"However, with God's mercy I am alive. My mother gave me the name Jibon, which means life," he explained.
After Jibon, his little sister Kushum was born. "But I was and I am the only son, the eldest, and disabled. My parents did their best under the circumstances, but because of financial problems what they could do had its limits."
They searched for the right ways to deal with his disability, but seeing no real healing, they were deeply disappointed.
"My mother adjusted herself, with deep understanding, to the fact that I was to grow up as a person with disability. My father could not. In the tensions that grew from this situation, our family suffered much," he said.
Growing up in a village, without the latest treatments, "I gradually became aware of being different from the other children."
"I felt pain in my heart when I saw my sister, Kushum, 3 years old then, running around and playing. Since I could not do so, I often asked my mother: "Ma, both Kushum and I are your children. Why can't I walk, while she can? Am I disabled because I did something wrong?"
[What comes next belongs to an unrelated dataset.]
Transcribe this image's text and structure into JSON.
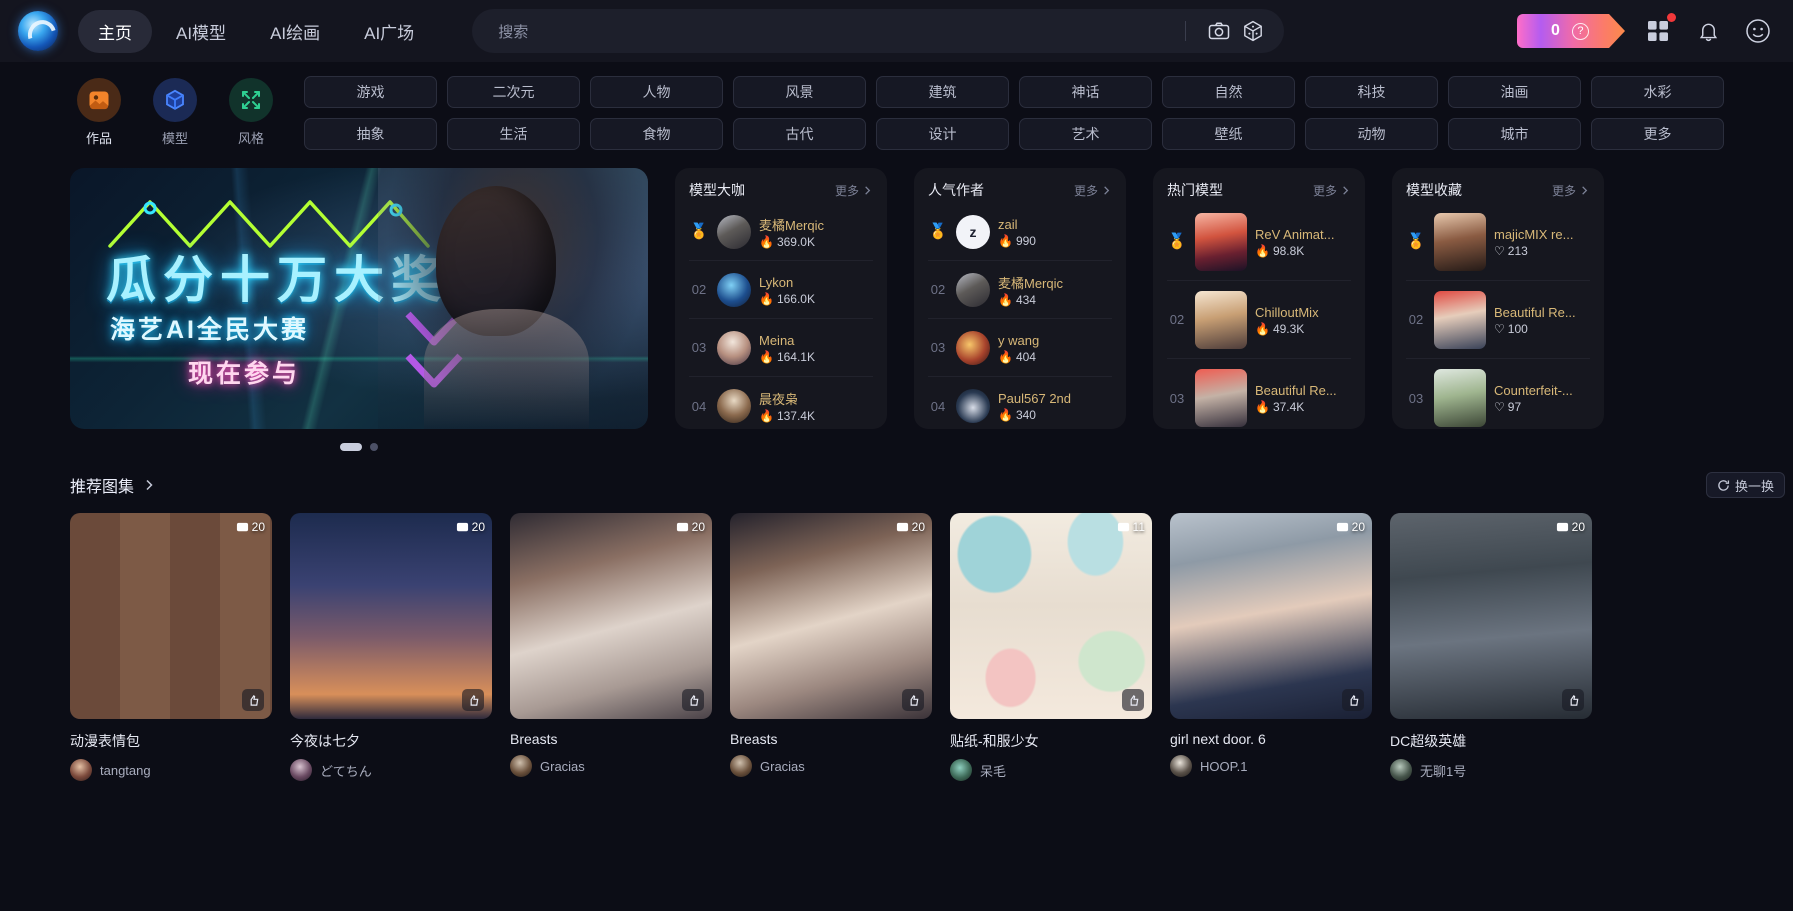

His mother could never answer these questions properly, and she always cried. One day, Jibon said to his mother, "Please, pray to God to take away my life and to give life to another Jibon, who can walk and play, so that you are relieved of your sadness. After hearing these words, she cried and hugged me."
At the age of six years, he had his first breakthrough. "My parents began to give me books and notebooks. My mother taught me to read and write. As I showed great interest, she tried to get me into school, but because I could not move in a natural way, that proved all but impossible. So, with great efforts, she hired a private tutor." Thus, his education began.
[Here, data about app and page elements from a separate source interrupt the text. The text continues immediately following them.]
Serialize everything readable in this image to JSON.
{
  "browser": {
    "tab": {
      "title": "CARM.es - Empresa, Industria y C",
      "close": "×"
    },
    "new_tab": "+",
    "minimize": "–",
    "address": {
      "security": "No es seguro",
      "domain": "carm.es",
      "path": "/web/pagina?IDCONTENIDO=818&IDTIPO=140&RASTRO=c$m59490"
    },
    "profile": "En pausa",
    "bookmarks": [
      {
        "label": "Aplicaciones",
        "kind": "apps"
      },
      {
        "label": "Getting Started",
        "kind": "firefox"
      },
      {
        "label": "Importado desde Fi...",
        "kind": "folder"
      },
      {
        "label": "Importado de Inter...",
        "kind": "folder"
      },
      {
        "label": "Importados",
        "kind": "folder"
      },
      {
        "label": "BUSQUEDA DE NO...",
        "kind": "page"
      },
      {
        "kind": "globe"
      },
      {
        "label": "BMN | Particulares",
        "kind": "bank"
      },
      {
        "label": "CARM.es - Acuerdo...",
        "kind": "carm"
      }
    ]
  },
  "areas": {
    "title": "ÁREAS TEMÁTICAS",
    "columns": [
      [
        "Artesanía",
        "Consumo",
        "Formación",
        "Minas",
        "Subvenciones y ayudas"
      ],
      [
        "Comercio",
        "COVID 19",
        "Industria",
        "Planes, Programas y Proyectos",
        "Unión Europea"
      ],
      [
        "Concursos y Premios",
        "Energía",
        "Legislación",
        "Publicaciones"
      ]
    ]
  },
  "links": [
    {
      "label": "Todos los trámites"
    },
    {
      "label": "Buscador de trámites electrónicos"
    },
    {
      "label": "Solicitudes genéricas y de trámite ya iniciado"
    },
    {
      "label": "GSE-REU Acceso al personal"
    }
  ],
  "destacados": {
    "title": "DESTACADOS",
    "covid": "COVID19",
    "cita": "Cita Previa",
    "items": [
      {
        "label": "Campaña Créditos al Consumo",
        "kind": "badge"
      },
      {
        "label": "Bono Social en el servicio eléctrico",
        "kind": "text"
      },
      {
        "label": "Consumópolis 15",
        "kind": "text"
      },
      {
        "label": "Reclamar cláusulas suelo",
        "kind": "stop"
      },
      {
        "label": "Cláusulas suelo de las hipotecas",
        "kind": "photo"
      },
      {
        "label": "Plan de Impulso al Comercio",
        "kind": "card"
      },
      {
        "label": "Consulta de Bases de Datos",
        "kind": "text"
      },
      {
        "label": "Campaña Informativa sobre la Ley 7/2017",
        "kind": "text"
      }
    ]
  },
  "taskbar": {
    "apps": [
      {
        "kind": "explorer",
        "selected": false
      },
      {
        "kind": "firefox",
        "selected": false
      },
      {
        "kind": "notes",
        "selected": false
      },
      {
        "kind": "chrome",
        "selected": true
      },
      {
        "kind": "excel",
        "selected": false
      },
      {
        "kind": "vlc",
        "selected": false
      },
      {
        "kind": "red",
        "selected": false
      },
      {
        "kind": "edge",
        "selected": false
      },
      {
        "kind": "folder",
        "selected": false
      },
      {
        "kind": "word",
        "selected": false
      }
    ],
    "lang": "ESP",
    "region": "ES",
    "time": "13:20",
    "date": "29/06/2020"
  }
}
"After a few years at St Joseph's elementary school, where my mother took me in her lap by one hand and a three-wheel baby cycle in another, I was admitted to high school. My good results convinced my parents to let me continue my studies."
In 1997, he earned a Bachelor Degree in Science (BSc), followed by computer training from the Social Assistance and Rehabilitation for Physically Vulnerable (SARPV). The following year he joined SARPV as a computer instructor and operator.
In 2002, he received a Master Degree in Psychology from the National University. In 2003, SARPV promoted him to the position of Programme Officer and gave him the opportunity to work more widely with people with disabilities. In 2005, he joined Caritas, which offered him a contract to develop initiatives with the disabled.
"The mission and vision of this organisation gave me new impetus," he said. However, "Working to boost people's potential and break down barriers holding them back was challenging beyond belief."
Jibon will never forget 29 December 2010. "On that memorable day, I married Rani Olivia Rodrigues, who joined the cause wholeheartedly. Now I have two more hands to work, another head to think and another heart to love the needy," and the couple's young son, Newton Irenaeus Francis Gomes.
In April 2012, he decided to change further his life. "I decided to set up the 'Turning Point Foundation,' an organisation that helps various groups working with the disabled to network, develop joint programmes and ensure access to international cooperation."
"I would like to be a living example for those who struggle for a better future. The darkness and frustrations that separate us from hope can be torn away."